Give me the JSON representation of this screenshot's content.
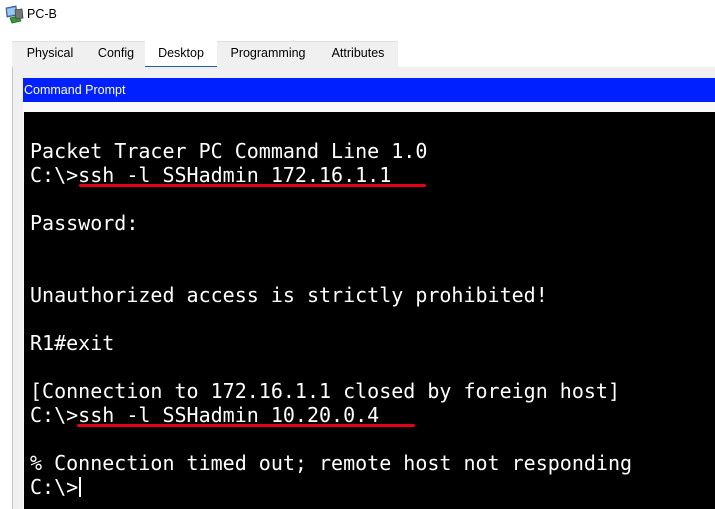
{
  "window": {
    "title": "PC-B",
    "icon": "packet-tracer-pc-icon"
  },
  "tabs": [
    {
      "label": "Physical",
      "active": false
    },
    {
      "label": "Config",
      "active": false
    },
    {
      "label": "Desktop",
      "active": true
    },
    {
      "label": "Programming",
      "active": false
    },
    {
      "label": "Attributes",
      "active": false
    }
  ],
  "command_prompt": {
    "header": "Command Prompt",
    "lines": [
      "Packet Tracer PC Command Line 1.0",
      "C:\\>ssh -l SSHadmin 172.16.1.1",
      "",
      "Password:",
      "",
      "",
      "Unauthorized access is strictly prohibited!",
      "",
      "R1#exit",
      "",
      "[Connection to 172.16.1.1 closed by foreign host]",
      "C:\\>ssh -l SSHadmin 10.20.0.4",
      "",
      "% Connection timed out; remote host not responding",
      "C:\\>"
    ]
  },
  "colors": {
    "header_bg": "#0020ff",
    "terminal_bg": "#000000",
    "terminal_text": "#ffffff",
    "annotation_underline": "#e5001a",
    "active_tab_indicator": "#1c5fa8"
  }
}
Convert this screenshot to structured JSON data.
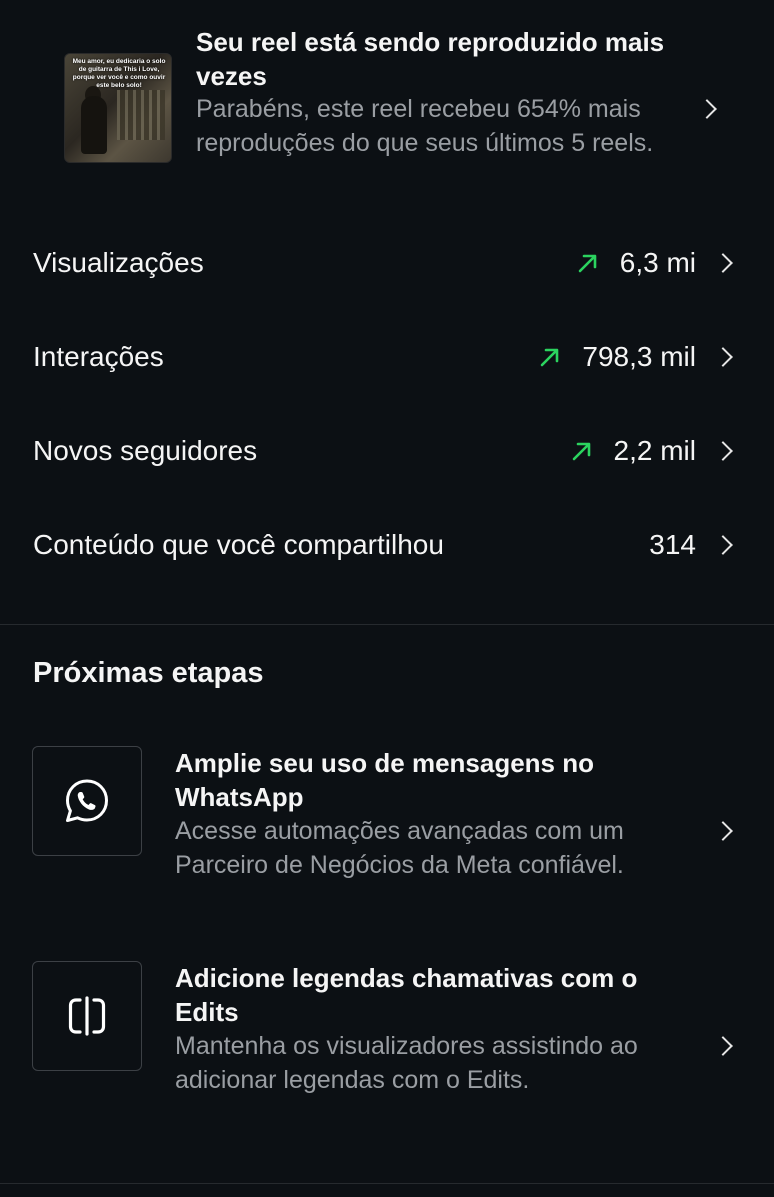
{
  "reel_card": {
    "thumbnail_caption": "Meu amor, eu dedicaria o solo de guitarra de This i Love, porque ver você e como ouvir este belo solo!",
    "title": "Seu reel está sendo reproduzido mais vezes",
    "description": "Parabéns, este reel recebeu 654% mais reproduções do que seus últimos 5 reels."
  },
  "metrics": [
    {
      "label": "Visualizações",
      "value": "6,3 mi",
      "trend": "up"
    },
    {
      "label": "Interações",
      "value": "798,3 mil",
      "trend": "up"
    },
    {
      "label": "Novos seguidores",
      "value": "2,2 mil",
      "trend": "up"
    },
    {
      "label": "Conteúdo que você compartilhou",
      "value": "314",
      "trend": "none"
    }
  ],
  "next_steps": {
    "title": "Próximas etapas",
    "items": [
      {
        "icon": "whatsapp-icon",
        "title": "Amplie seu uso de mensagens no WhatsApp",
        "description": "Acesse automações avançadas com um Parceiro de Negócios da Meta confiável."
      },
      {
        "icon": "edits-icon",
        "title": "Adicione legendas chamativas com o Edits",
        "description": "Mantenha os visualizadores assistindo ao adicionar legendas com o Edits."
      }
    ]
  },
  "colors": {
    "background": "#0c1014",
    "primary_text": "#f5f5f5",
    "secondary_text": "#9a9ea3",
    "trend_up": "#2bd35f",
    "divider": "#262a2e"
  }
}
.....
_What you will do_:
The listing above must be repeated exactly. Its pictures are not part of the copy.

_Answer to the exercise_:
Give me the JSON representation of this screenshot's content.
{
  "window": {
    "title": "PC-B",
    "icon": "packet-tracer-pc-icon"
  },
  "tabs": [
    {
      "label": "Physical",
      "active": false
    },
    {
      "label": "Config",
      "active": false
    },
    {
      "label": "Desktop",
      "active": true
    },
    {
      "label": "Programming",
      "active": false
    },
    {
      "label": "Attributes",
      "active": false
    }
  ],
  "command_prompt": {
    "header": "Command Prompt",
    "lines": [
      "Packet Tracer PC Command Line 1.0",
      "C:\\>ssh -l SSHadmin 172.16.1.1",
      "",
      "Password:",
      "",
      "",
      "Unauthorized access is strictly prohibited!",
      "",
      "R1#exit",
      "",
      "[Connection to 172.16.1.1 closed by foreign host]",
      "C:\\>ssh -l SSHadmin 10.20.0.4",
      "",
      "% Connection timed out; remote host not responding",
      "C:\\>"
    ]
  },
  "colors": {
    "header_bg": "#0020ff",
    "terminal_bg": "#000000",
    "terminal_text": "#ffffff",
    "annotation_underline": "#e5001a",
    "active_tab_indicator": "#1c5fa8"
  }
}
Convert this screenshot to structured JSON data.
{
  "reel_card": {
    "thumbnail_caption": "Meu amor, eu dedicaria o solo de guitarra de This i Love, porque ver você e como ouvir este belo solo!",
    "title": "Seu reel está sendo reproduzido mais vezes",
    "description": "Parabéns, este reel recebeu 654% mais reproduções do que seus últimos 5 reels."
  },
  "metrics": [
    {
      "label": "Visualizações",
      "value": "6,3 mi",
      "trend": "up"
    },
    {
      "label": "Interações",
      "value": "798,3 mil",
      "trend": "up"
    },
    {
      "label": "Novos seguidores",
      "value": "2,2 mil",
      "trend": "up"
    },
    {
      "label": "Conteúdo que você compartilhou",
      "value": "314",
      "trend": "none"
    }
  ],
  "next_steps": {
    "title": "Próximas etapas",
    "items": [
      {
        "icon": "whatsapp-icon",
        "title": "Amplie seu uso de mensagens no WhatsApp",
        "description": "Acesse automações avançadas com um Parceiro de Negócios da Meta confiável."
      },
      {
        "icon": "edits-icon",
        "title": "Adicione legendas chamativas com o Edits",
        "description": "Mantenha os visualizadores assistindo ao adicionar legendas com o Edits."
      }
    ]
  },
  "colors": {
    "background": "#0c1014",
    "primary_text": "#f5f5f5",
    "secondary_text": "#9a9ea3",
    "trend_up": "#2bd35f",
    "divider": "#262a2e"
  }
}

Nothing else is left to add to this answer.